War That Time Forgot #10, DC Comics.

- Dean Wormer

Thursday, March 5, 2009

Watching the Young Turks

Blah blah blah blah Watchmen

I'm too tired to comment on my hopes and fears for the film

so just watch this nice non-spoiler (for the most part) review by the Young Turks

Oh I do have to say that I think casting Jackie Earle Haley as Rorschach will turn out to be and inspired choice.

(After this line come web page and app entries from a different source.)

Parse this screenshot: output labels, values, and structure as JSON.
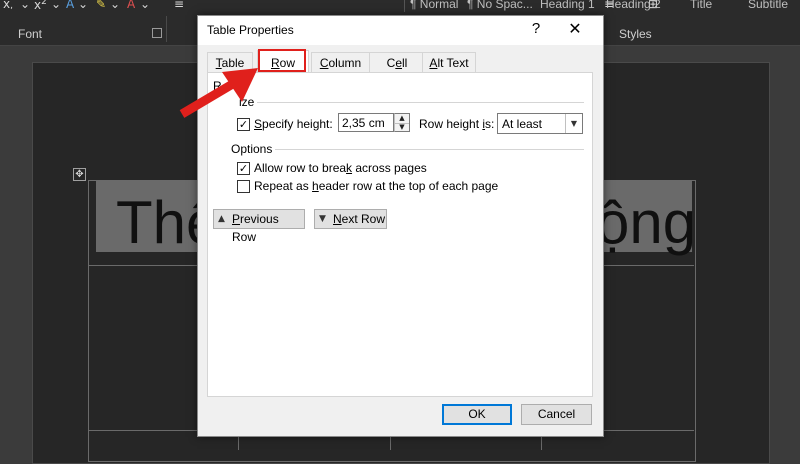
{
  "ribbon": {
    "font_group": "Font",
    "styles_group": "Styles",
    "format_glyphs": [
      "x,",
      "x²"
    ],
    "styles": [
      "¶ Normal",
      "¶ No Spac...",
      "Heading 1",
      "Heading 2",
      "Title",
      "Subtitle"
    ]
  },
  "document": {
    "text_left": "Thê",
    "text_right": "ộng"
  },
  "dialog": {
    "title": "Table Properties",
    "help": "?",
    "close": "✕",
    "tabs": [
      "Table",
      "Row",
      "Column",
      "Cell",
      "Alt Text"
    ],
    "active_tab": "Row",
    "row_label": "R",
    "size_section": "Size",
    "specify_height_label": "Specify height:",
    "specify_height_checked": true,
    "height_value": "2,35 cm",
    "row_height_is_label": "Row height is:",
    "row_height_is_value": "At least",
    "options_section": "Options",
    "allow_break_label": "Allow row to break across pages",
    "allow_break_checked": true,
    "repeat_header_label": "Repeat as header row at the top of each page",
    "repeat_header_checked": false,
    "previous_row": "Previous Row",
    "next_row": "Next Row",
    "ok": "OK",
    "cancel": "Cancel"
  },
  "colors": {
    "highlight": "#e0201c",
    "dialog_bg": "#f0f0f0",
    "ribbon_bg": "#2b2b2b"
  }
}
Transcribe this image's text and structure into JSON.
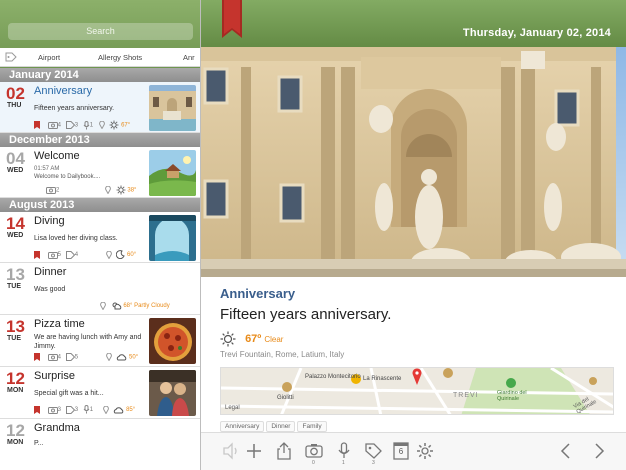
{
  "search": {
    "placeholder": "Search"
  },
  "tags": [
    "Airport",
    "Allergy Shots",
    "Anr"
  ],
  "sections": [
    "January 2014",
    "December 2013",
    "August 2013"
  ],
  "entries": [
    {
      "day": "02",
      "weekday": "THU",
      "title": "Anniversary",
      "text": "Fifteen years anniversary.",
      "photos": "4",
      "tags": "3",
      "audio": "1",
      "temp": "67°"
    },
    {
      "day": "04",
      "weekday": "WED",
      "title": "Welcome",
      "time": "01:57 AM",
      "text": "Welcome to Dailybook....",
      "photos": "2",
      "temp": "38°"
    },
    {
      "day": "14",
      "weekday": "WED",
      "title": "Diving",
      "text": "Lisa loved her diving class.",
      "photos": "5",
      "tags": "4",
      "temp": "60°"
    },
    {
      "day": "13",
      "weekday": "TUE",
      "title": "Dinner",
      "text": "Was good",
      "weather": "68° Partly Cloudy"
    },
    {
      "day": "13",
      "weekday": "TUE",
      "title": "Pizza time",
      "text": "We are having lunch with Amy and Jimmy.",
      "photos": "4",
      "tags": "5",
      "temp": "50°"
    },
    {
      "day": "12",
      "weekday": "MON",
      "title": "Surprise",
      "text": "Special gift was a hit...",
      "photos": "3",
      "tags": "3",
      "audio": "1",
      "temp": "85°"
    },
    {
      "day": "12",
      "weekday": "MON",
      "title": "Grandma",
      "text": "P..."
    }
  ],
  "detail": {
    "date": "Thursday, January 02, 2014",
    "title": "Anniversary",
    "text": "Fifteen years anniversary.",
    "temp": "67º",
    "condition": "Clear",
    "location": "Trevi Fountain, Rome, Latium, Italy",
    "map_labels": [
      "Palazzo Montecitorio",
      "La Rinascente",
      "Giolitti",
      "TREVI",
      "Giardino del Quirinale",
      "Via del Quirinale",
      "Legal"
    ],
    "tags": [
      "Anniversary",
      "Dinner",
      "Family"
    ]
  },
  "toolbar": {
    "photo_count": "0",
    "audio_count": "1",
    "tag_count": "3",
    "page_number": "6"
  },
  "colors": {
    "accent_red": "#c5342d",
    "header_green": "#739a54",
    "title_blue": "#3a5e8c",
    "weather_orange": "#e88b1a"
  }
}
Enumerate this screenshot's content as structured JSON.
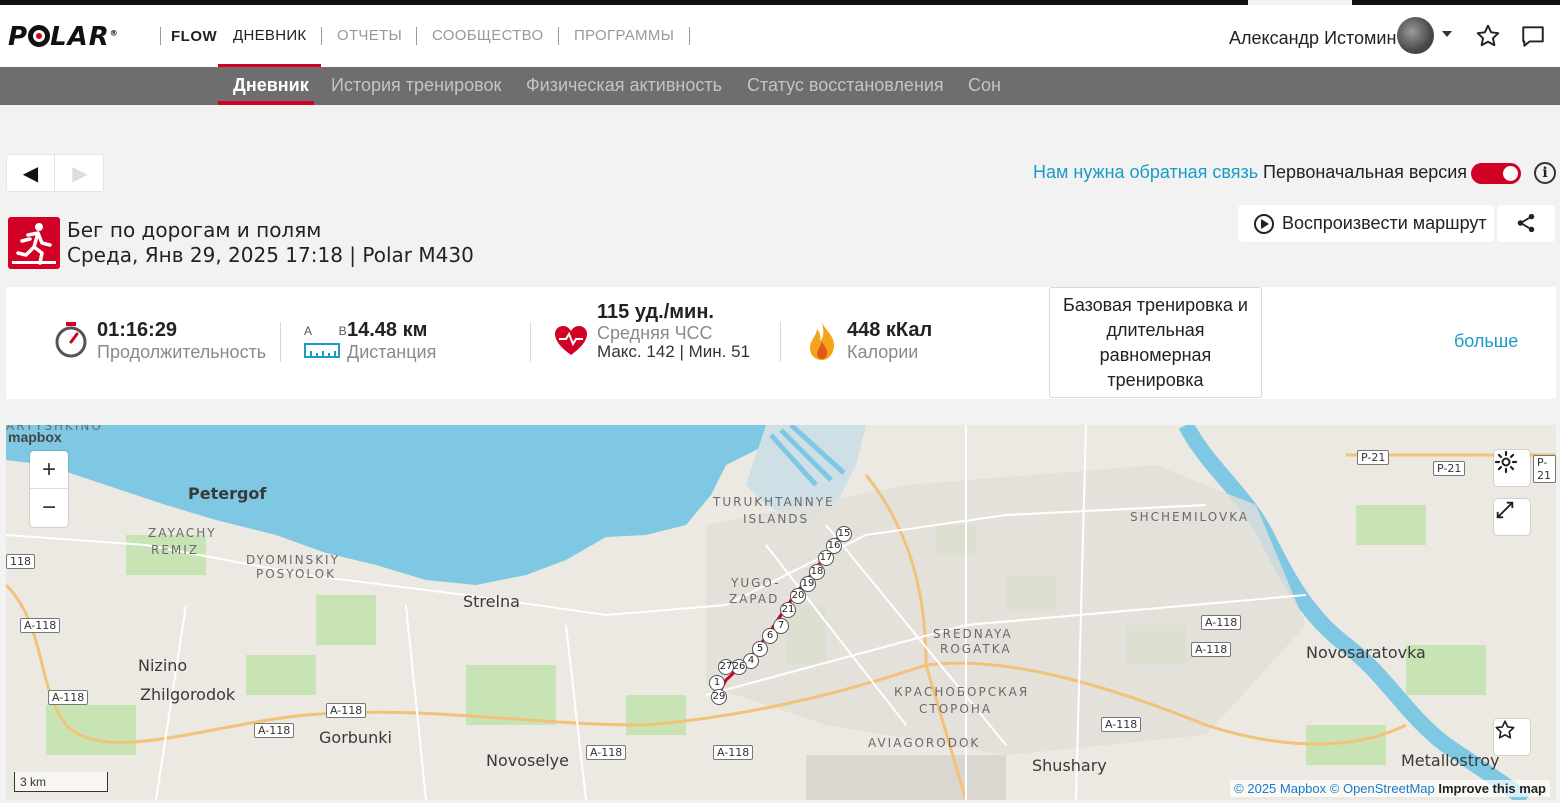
{
  "header": {
    "logo_text": "POLAR",
    "brand_sub": "FLOW",
    "nav": [
      "ДНЕВНИК",
      "ОТЧЕТЫ",
      "СООБЩЕСТВО",
      "ПРОГРАММЫ"
    ],
    "active_nav": "ДНЕВНИК",
    "user_name": "Александр Истомин"
  },
  "subnav": {
    "items": [
      "Дневник",
      "История тренировок",
      "Физическая активность",
      "Статус восстановления",
      "Сон"
    ],
    "active": "Дневник"
  },
  "toolbar": {
    "prev_glyph": "◀",
    "next_glyph": "▶",
    "feedback_link": "Нам нужна обратная связь",
    "classic_label": "Первоначальная версия",
    "classic_toggle_on": true,
    "info_glyph": "i"
  },
  "session": {
    "sport": "Бег по дорогам и полям",
    "datetime_device": "Среда, Янв 29, 2025 17:18 | Polar M430",
    "replay_button": "Воспроизвести маршрут"
  },
  "summary": {
    "duration_value": "01:16:29",
    "duration_label": "Продолжительность",
    "distance_ab": "A B",
    "distance_value": "14.48 км",
    "distance_label": "Дистанция",
    "hr_value": "115 уд./мин.",
    "hr_label": "Средняя ЧСС",
    "hr_minmax": "Макс. 142  |  Мин. 51",
    "calories_value": "448 кКал",
    "calories_label": "Калории",
    "training_benefit": "Базовая тренировка и длительная равномерная тренировка",
    "more_link": "больше"
  },
  "map": {
    "mapbox_logo": "mapbox",
    "zoom_in": "+",
    "zoom_out": "−",
    "scale_label": "3 km",
    "attribution_mapbox": "© 2025 Mapbox",
    "attribution_osm": "© OpenStreetMap",
    "attribution_improve": "Improve this map",
    "places": {
      "petergof": "Petergof",
      "zayachy": "ZAYACHY",
      "remiz": "REMIZ",
      "dyominskiy": "DYOMINSKIY",
      "posyolok": "POSYOLOK",
      "strelna": "Strelna",
      "nizino": "Nizino",
      "zhilgorodok": "Zhilgorodok",
      "gorbunki": "Gorbunki",
      "novoselye": "Novoselye",
      "turukhtannye": "TURUKHTANNYE",
      "islands": "ISLANDS",
      "yugo": "YUGO-",
      "zapad": "ZAPAD",
      "srednaya": "SREDNAYA",
      "rogatka": "ROGATKA",
      "krasnoborskaya": "КРАСНОБОРСКАЯ",
      "storona": "СТОРОНА",
      "aviagorodok": "AVIAGORODOK",
      "shushary": "Shushary",
      "shchemilovka": "SHCHEMILOVKA",
      "novosaratovka": "Novosaratovka",
      "metallostroy": "Metallostroy",
      "artyshkino": "ARTYSHKINO"
    },
    "roads": {
      "a118": "A-118",
      "r21": "P-21",
      "e118": "118"
    },
    "lap_markers": [
      "15",
      "16",
      "17",
      "18",
      "19",
      "20",
      "21",
      "7",
      "6",
      "5",
      "4",
      "26",
      "27",
      "1",
      "29"
    ]
  },
  "colors": {
    "accent": "#d10024",
    "link": "#1a9bc7",
    "subnav_bg": "#6e6e6e",
    "water": "#7ec8e3",
    "park": "#c9e4b4"
  }
}
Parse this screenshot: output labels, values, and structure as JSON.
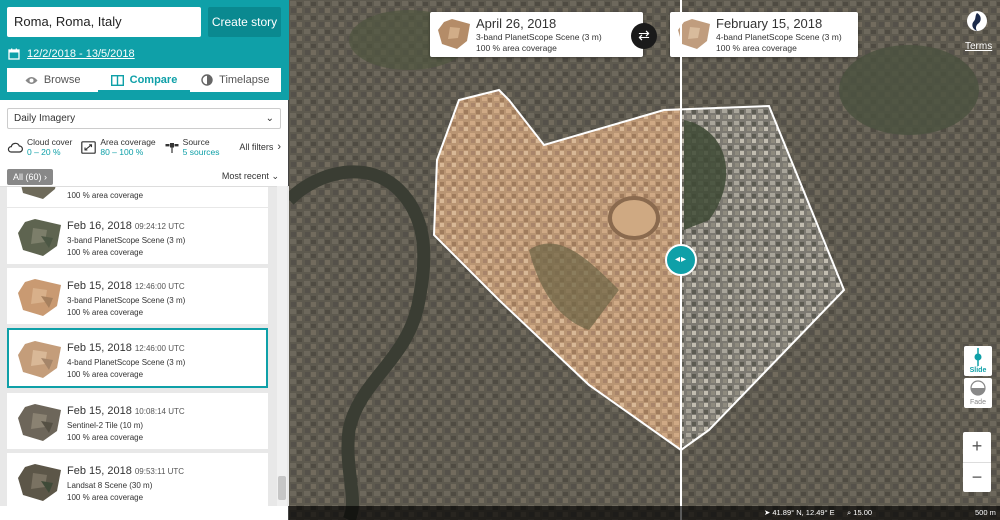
{
  "search": {
    "value": "Roma, Roma, Italy"
  },
  "create_story_label": "Create story",
  "date_range": "12/2/2018 - 13/5/2018",
  "tabs": [
    {
      "label": "Browse",
      "active": false
    },
    {
      "label": "Compare",
      "active": true
    },
    {
      "label": "Timelapse",
      "active": false
    }
  ],
  "imagery_type": "Daily Imagery",
  "filters": {
    "cloud": {
      "label": "Cloud cover",
      "value": "0 – 20 %"
    },
    "area": {
      "label": "Area coverage",
      "value": "80 – 100 %"
    },
    "source": {
      "label": "Source",
      "value": "5 sources"
    },
    "all_label": "All filters"
  },
  "list": {
    "all_label": "All (60)",
    "sort_label": "Most recent",
    "partial_coverage": "100 % area coverage",
    "items": [
      {
        "date": "Feb 16, 2018",
        "time": "09:24:12 UTC",
        "source": "3-band PlanetScope Scene (3 m)",
        "coverage": "100 % area coverage",
        "selected": false
      },
      {
        "date": "Feb 15, 2018",
        "time": "12:46:00 UTC",
        "source": "3-band PlanetScope Scene (3 m)",
        "coverage": "100 % area coverage",
        "selected": false
      },
      {
        "date": "Feb 15, 2018",
        "time": "12:46:00 UTC",
        "source": "4-band PlanetScope Scene (3 m)",
        "coverage": "100 % area coverage",
        "selected": true
      },
      {
        "date": "Feb 15, 2018",
        "time": "10:08:14 UTC",
        "source": "Sentinel-2 Tile (10 m)",
        "coverage": "100 % area coverage",
        "selected": false
      },
      {
        "date": "Feb 15, 2018",
        "time": "09:53:11 UTC",
        "source": "Landsat 8 Scene (30 m)",
        "coverage": "100 % area coverage",
        "selected": false
      }
    ]
  },
  "compare": {
    "left": {
      "date": "April 26, 2018",
      "source": "3-band PlanetScope Scene (3 m)",
      "coverage": "100 % area coverage"
    },
    "right": {
      "date": "February 15, 2018",
      "source": "4-band PlanetScope Scene (3 m)",
      "coverage": "100 % area coverage"
    }
  },
  "terms_label": "Terms",
  "modes": {
    "slide": "Slide",
    "fade": "Fade"
  },
  "status": {
    "coords": "41.89° N, 12.49° E",
    "zoom": "15.00",
    "scale": "500 m"
  },
  "colors": {
    "accent": "#0fa0a8",
    "accent_dark": "#0a8990"
  },
  "icons": [
    "calendar-icon",
    "eye-icon",
    "compare-icon",
    "timelapse-icon",
    "cloud-icon",
    "area-icon",
    "satellite-icon",
    "swap-icon",
    "location-arrow-icon",
    "magnifier-icon"
  ]
}
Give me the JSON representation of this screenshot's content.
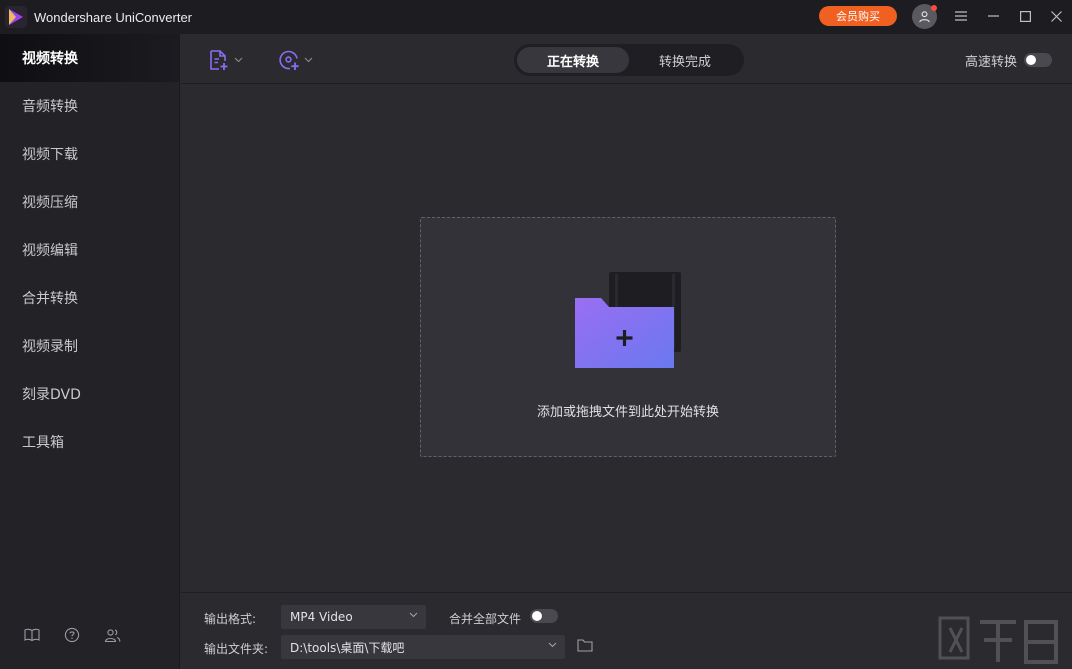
{
  "app": {
    "title": "Wondershare UniConverter",
    "buy_label": "会员购买"
  },
  "sidebar": {
    "items": [
      {
        "label": "视频转换",
        "active": true
      },
      {
        "label": "音频转换"
      },
      {
        "label": "视频下载"
      },
      {
        "label": "视频压缩"
      },
      {
        "label": "视频编辑"
      },
      {
        "label": "合并转换"
      },
      {
        "label": "视频录制"
      },
      {
        "label": "刻录DVD"
      },
      {
        "label": "工具箱"
      }
    ],
    "bottom_icons": [
      "book-icon",
      "help-icon",
      "users-icon"
    ]
  },
  "toolbar": {
    "add_file_icon": "add-file-icon",
    "add_disc_icon": "add-disc-icon",
    "tabs": [
      {
        "label": "正在转换",
        "active": true
      },
      {
        "label": "转换完成"
      }
    ],
    "speed_label": "高速转换"
  },
  "dropzone": {
    "text": "添加或拖拽文件到此处开始转换"
  },
  "bottombar": {
    "format_label": "输出格式:",
    "format_value": "MP4 Video",
    "merge_label": "合并全部文件",
    "folder_label": "输出文件夹:",
    "folder_value": "D:\\tools\\桌面\\下载吧"
  },
  "colors": {
    "accent": "#f06020",
    "folder_purple": "#8a6cf0",
    "background": "#2b2a2f",
    "sidebar": "#232227"
  }
}
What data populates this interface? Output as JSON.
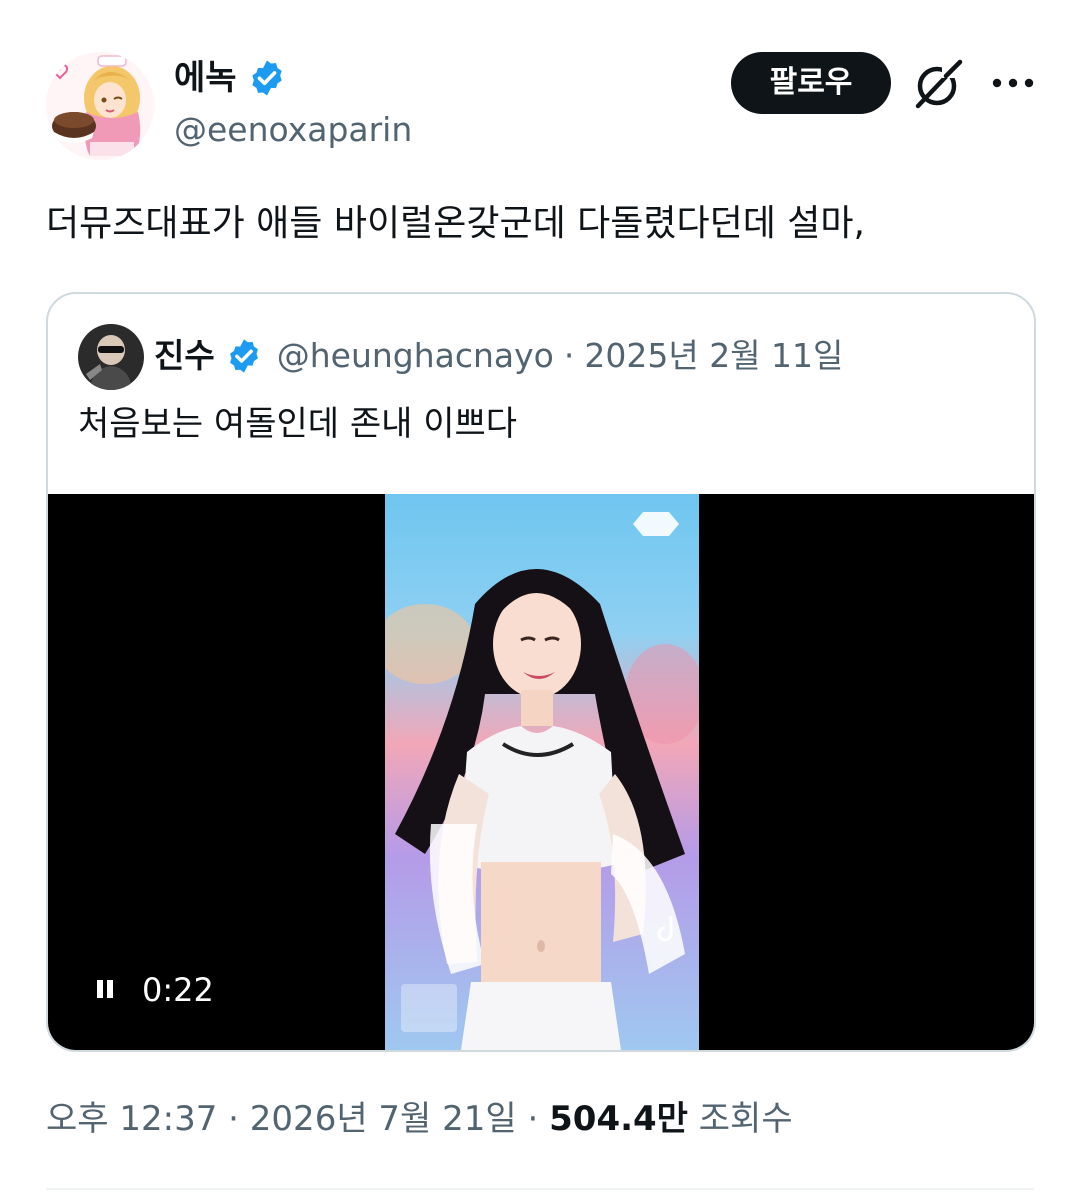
{
  "author": {
    "display_name": "에녹",
    "handle": "@eenoxaparin",
    "verified": true
  },
  "actions": {
    "follow_label": "팔로우",
    "grok_icon": "grok-icon",
    "more_icon": "more-options-icon"
  },
  "tweet": {
    "text": "더뮤즈대표가 애들 바이럴온갖군데 다돌렸다던데 설마,"
  },
  "quote": {
    "display_name": "진수",
    "handle": "@heunghacnayo",
    "separator": "·",
    "date": "2025년 2월 11일",
    "text": "처음보는 여돌인데 존내 이쁘다",
    "video": {
      "elapsed": "0:22",
      "state_icon": "pause-icon"
    }
  },
  "footer": {
    "time": "오후 12:37",
    "sep1": "·",
    "date": "2026년 7월 21일",
    "sep2": "·",
    "views_count": "504.4만",
    "views_label": "조회수"
  },
  "colors": {
    "text_primary": "#0f1419",
    "text_secondary": "#536471",
    "verified_blue": "#1d9bf0",
    "border": "#cfd9de",
    "follow_bg": "#0f1419"
  }
}
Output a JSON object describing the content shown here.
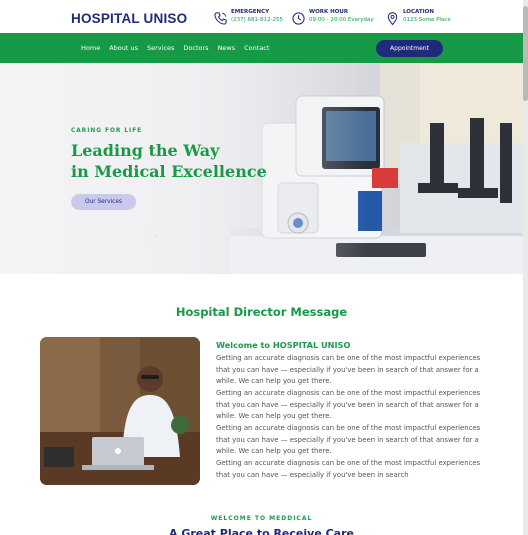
{
  "header": {
    "logo": "HOSPITAL UNISO",
    "emergency": {
      "label": "EMERGENCY",
      "value": "(237) 681-812-255"
    },
    "work_hour": {
      "label": "WORK HOUR",
      "value": "09:00 - 20:00 Everyday"
    },
    "location": {
      "label": "LOCATION",
      "value": "0123 Some Place"
    }
  },
  "nav": {
    "items": [
      "Home",
      "About us",
      "Services",
      "Doctors",
      "News",
      "Contact"
    ],
    "appointment": "Appointment"
  },
  "hero": {
    "eyebrow": "CARING FOR LIFE",
    "title_line1": "Leading the Way",
    "title_line2": "in Medical Excellence",
    "button": "Our Services"
  },
  "director": {
    "section_title": "Hospital Director Message",
    "welcome": "Welcome to HOSPITAL UNISO",
    "paragraphs": [
      "Getting an accurate diagnosis can be one of the most impactful experiences that you can have — especially if you've been in search of that answer for a while. We can help you get there.",
      "Getting an accurate diagnosis can be one of the most impactful experiences that you can have — especially if you've been in search of that answer for a while. We can help you get there.",
      "Getting an accurate diagnosis can be one of the most impactful experiences that you can have — especially if you've been in search of that answer for a while. We can help you get there.",
      "Getting an accurate diagnosis can be one of the most impactful experiences that you can have — especially if you've been in search"
    ]
  },
  "welcome_section": {
    "eyebrow": "WELCOME TO MEDDICAL",
    "title": "A Great Place to Receive Care"
  },
  "colors": {
    "brand_green": "#169a45",
    "brand_navy": "#1f2a7a"
  }
}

It just seems right.


Wednesday, March 4, 2009

Random Comic Panel

It's nice to see that Peter Parker doesn't let a little thing like a straight Jacket stand in the way of flirting.

This comic panel reminds me of Lori Petty's first line in this scene from Tank Girl:

Sooooo... in honor of Lori's line, I adjusted the panel accordingly



More Star Trek news than you can shake a Klingon disruptor at.

The Star Trek Experience is reopening in Vegas. Yahoo! Now I don't have to make my own Warp Core Breach.

The upcoming Star Trek MMORPG may suck me in but I still think this Klingon "Raptor" class ship looks like crap. I prefer the old school ship look to the blah Next Gen style that's been here since the 80's. And what's with the Klingon's naming a ship? The whole thing is they're too busy kicking ass to bother with naming their ships. That's why they just use classifications like "D-7."

Bryan Fuller of "Pushing Daisies" wants to bring the Trek back to television. I'd forgottent that Fuller has a lot of Trek experience as a writer/ producer on two of the t.v. series. His vision is a retro-Trek utilizing the 60's style. I love this idea which is why it will never see the light of day.

The entire Next Gen cast including Patrick Stewart will be reuniting on an upcoming episode of Family Guy.

I love the original Trek but the idea of the series on Blu Ray makes me ill. The print/ quality of the original stock just isn't that good not to mention the fact it was shot to be displayed on the crappy tvs of the era. Under DVD quality you can see Shatner sweat under Klieg lights and easily discern where Nimoy's rubber ears are glued on.
- Dean

Monday, March 2, 2009

Brett Warnock Talks About the Top Shelf Name

Here's small part of my interview with Brett Warnock that didn't make it into my Portland Comics Documentary. Brett talks about the Top Shelf Comics name and how that name is perceived in the UK.